→ **YOUR OBJECTIVE**: How many lines in the data below include the word "this"? Respond with the number, nothing more.

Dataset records
::::

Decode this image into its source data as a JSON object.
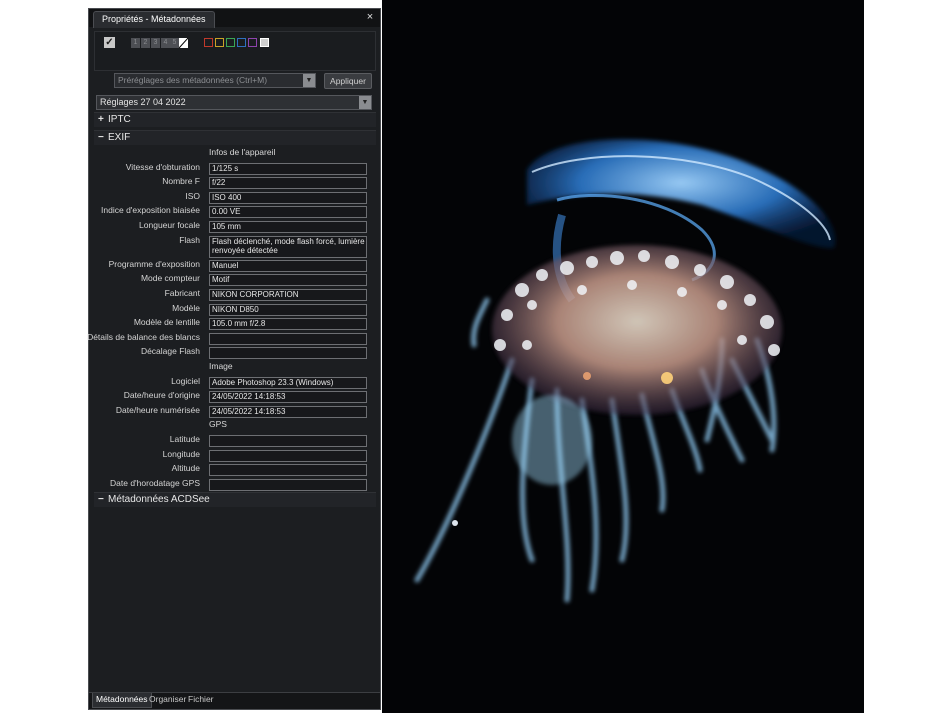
{
  "panel": {
    "title": "Propriétés - Métadonnées",
    "close_glyph": "×",
    "ratings": [
      "1",
      "2",
      "3",
      "4",
      "5"
    ],
    "label_colors": [
      "#c0392b",
      "#c9a227",
      "#3aa655",
      "#2f6fbf",
      "#8e44ad",
      "#ffffff"
    ],
    "preset_placeholder": "Préréglages des métadonnées (Ctrl+M)",
    "apply_label": "Appliquer",
    "reglages_value": "Réglages 27 04 2022",
    "sections": {
      "iptc": "IPTC",
      "exif": "EXIF",
      "acdsee": "Métadonnées ACDSee"
    },
    "expand_sign": "+",
    "collapse_sign": "−"
  },
  "exif": {
    "camera_header": "Infos de l'appareil",
    "camera": [
      {
        "label": "Vitesse d'obturation",
        "value": "1/125 s"
      },
      {
        "label": "Nombre F",
        "value": "f/22"
      },
      {
        "label": "ISO",
        "value": "ISO 400"
      },
      {
        "label": "Indice d'exposition biaisée",
        "value": "0.00 VE"
      },
      {
        "label": "Longueur focale",
        "value": "105 mm"
      },
      {
        "label": "Flash",
        "value": "Flash déclenché, mode flash forcé, lumière renvoyée détectée"
      },
      {
        "label": "Programme d'exposition",
        "value": "Manuel"
      },
      {
        "label": "Mode compteur",
        "value": "Motif"
      },
      {
        "label": "Fabricant",
        "value": "NIKON CORPORATION"
      },
      {
        "label": "Modèle",
        "value": "NIKON D850"
      },
      {
        "label": "Modèle de lentille",
        "value": "105.0 mm f/2.8"
      },
      {
        "label": "Détails de balance des blancs",
        "value": ""
      },
      {
        "label": "Décalage Flash",
        "value": ""
      }
    ],
    "image_header": "Image",
    "image": [
      {
        "label": "Logiciel",
        "value": "Adobe Photoshop 23.3 (Windows)"
      },
      {
        "label": "Date/heure d'origine",
        "value": "24/05/2022 14:18:53"
      },
      {
        "label": "Date/heure numérisée",
        "value": "24/05/2022 14:18:53"
      }
    ],
    "gps_header": "GPS",
    "gps": [
      {
        "label": "Latitude",
        "value": ""
      },
      {
        "label": "Longitude",
        "value": ""
      },
      {
        "label": "Altitude",
        "value": ""
      },
      {
        "label": "Date d'horodatage GPS",
        "value": ""
      }
    ]
  },
  "bottom_tabs": [
    "Métadonnées",
    "Organiser",
    "Fichier"
  ]
}
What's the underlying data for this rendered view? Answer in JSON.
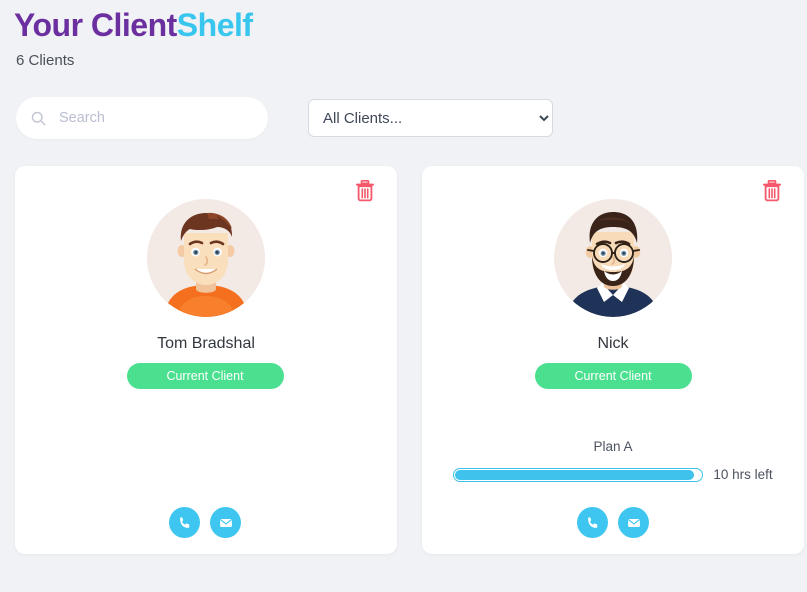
{
  "header": {
    "title_primary": "Your Client",
    "title_accent": "Shelf",
    "count_label": "6 Clients",
    "title_primary_color": "#6b2fa0",
    "title_accent_color": "#38c6ef"
  },
  "controls": {
    "search": {
      "placeholder": "Search",
      "value": "",
      "icon": "search-icon"
    },
    "filter": {
      "selected": "All Clients...",
      "options": [
        "All Clients..."
      ],
      "icon": "chevron-down-icon"
    }
  },
  "cards": [
    {
      "name": "Tom Bradshal",
      "status": "Current Client",
      "status_color": "#4be08f",
      "delete_icon": "trash-icon",
      "has_plan": false,
      "plan": null,
      "progress_text": null,
      "progress_percent": null,
      "actions": [
        {
          "icon": "phone-icon",
          "label": "Call"
        },
        {
          "icon": "envelope-icon",
          "label": "Email"
        }
      ]
    },
    {
      "name": "Nick",
      "status": "Current Client",
      "status_color": "#4be08f",
      "delete_icon": "trash-icon",
      "has_plan": true,
      "plan": "Plan A",
      "progress_text": "10 hrs left",
      "progress_percent": 97,
      "actions": [
        {
          "icon": "phone-icon",
          "label": "Call"
        },
        {
          "icon": "envelope-icon",
          "label": "Email"
        }
      ]
    }
  ],
  "theme": {
    "background": "#f1f2f5",
    "card_background": "#ffffff",
    "accent": "#3fc6f0",
    "danger": "#f4586a"
  }
}
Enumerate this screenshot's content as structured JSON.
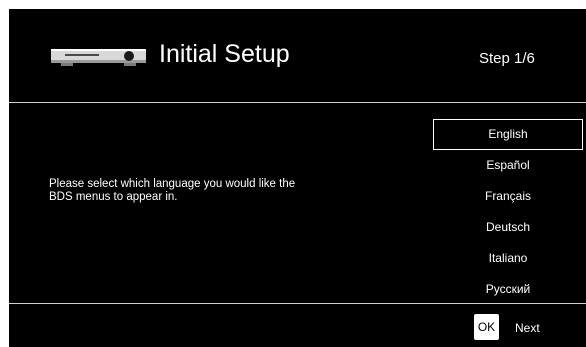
{
  "header": {
    "icon": "blu-ray-player-icon",
    "title": "Initial Setup",
    "step": "Step 1/6"
  },
  "prompt": {
    "line1": "Please select which language you would like the",
    "line2": "BDS menus to appear in."
  },
  "languages": {
    "selected": "English",
    "items": [
      "English",
      "Español",
      "Français",
      "Deutsch",
      "Italiano",
      "Русский"
    ]
  },
  "footer": {
    "ok_label": "OK",
    "next_label": "Next"
  },
  "colors": {
    "background": "#000000",
    "text": "#ffffff",
    "divider": "#cfcfcf"
  }
}
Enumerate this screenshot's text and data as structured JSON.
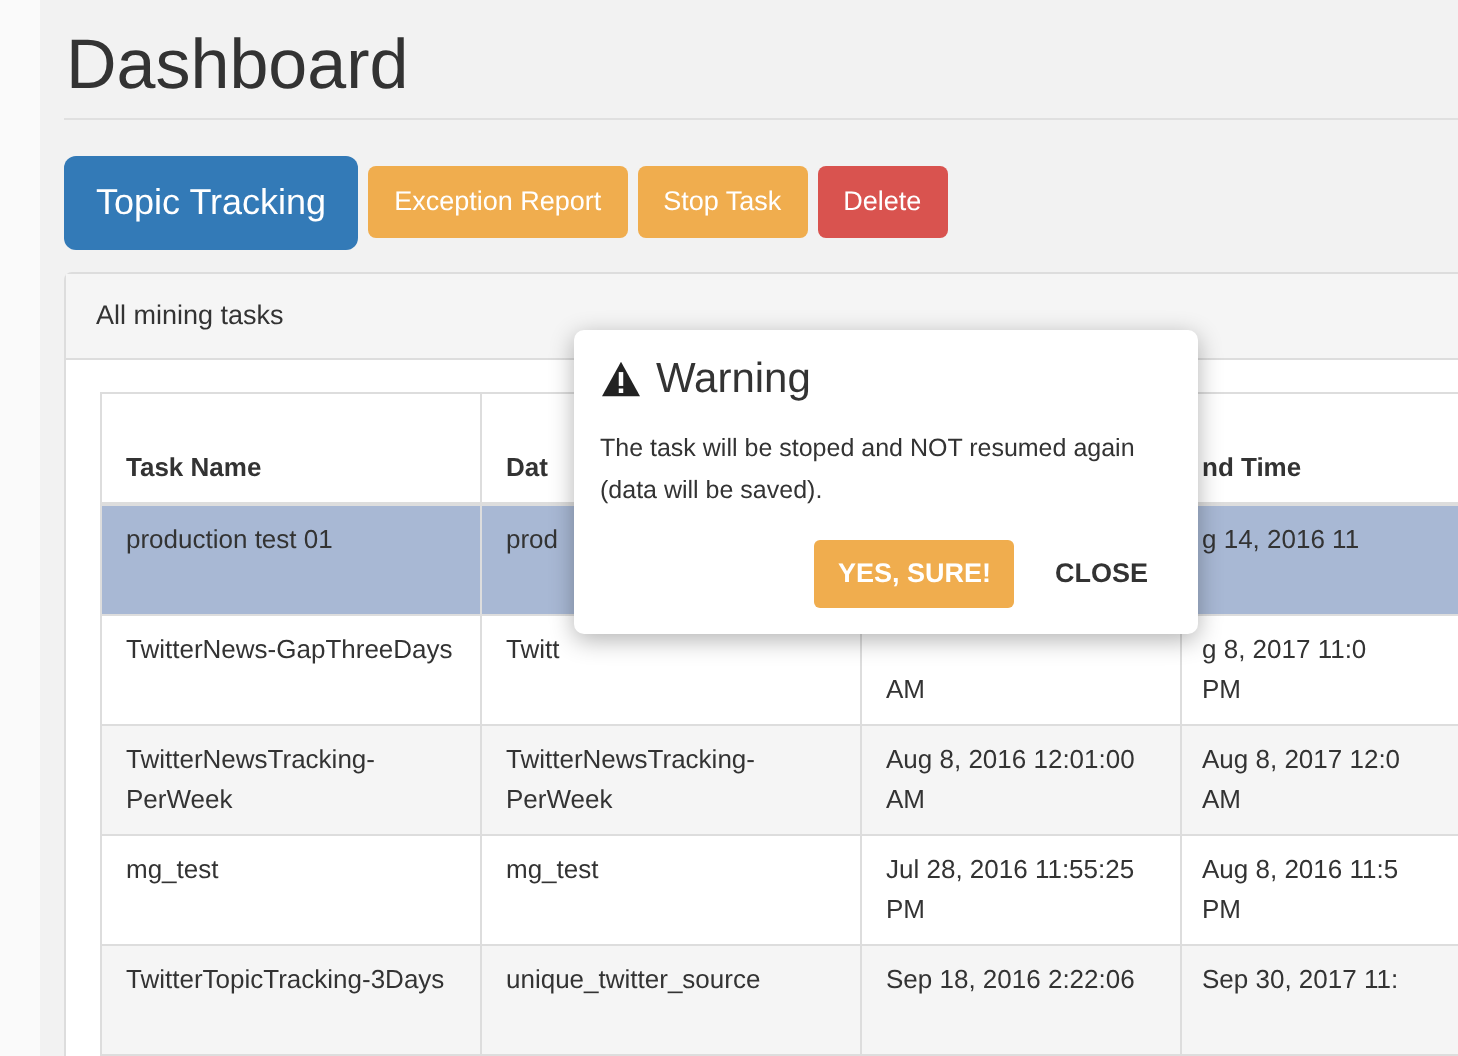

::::

→ **EXERCISE OUTPUT**: 4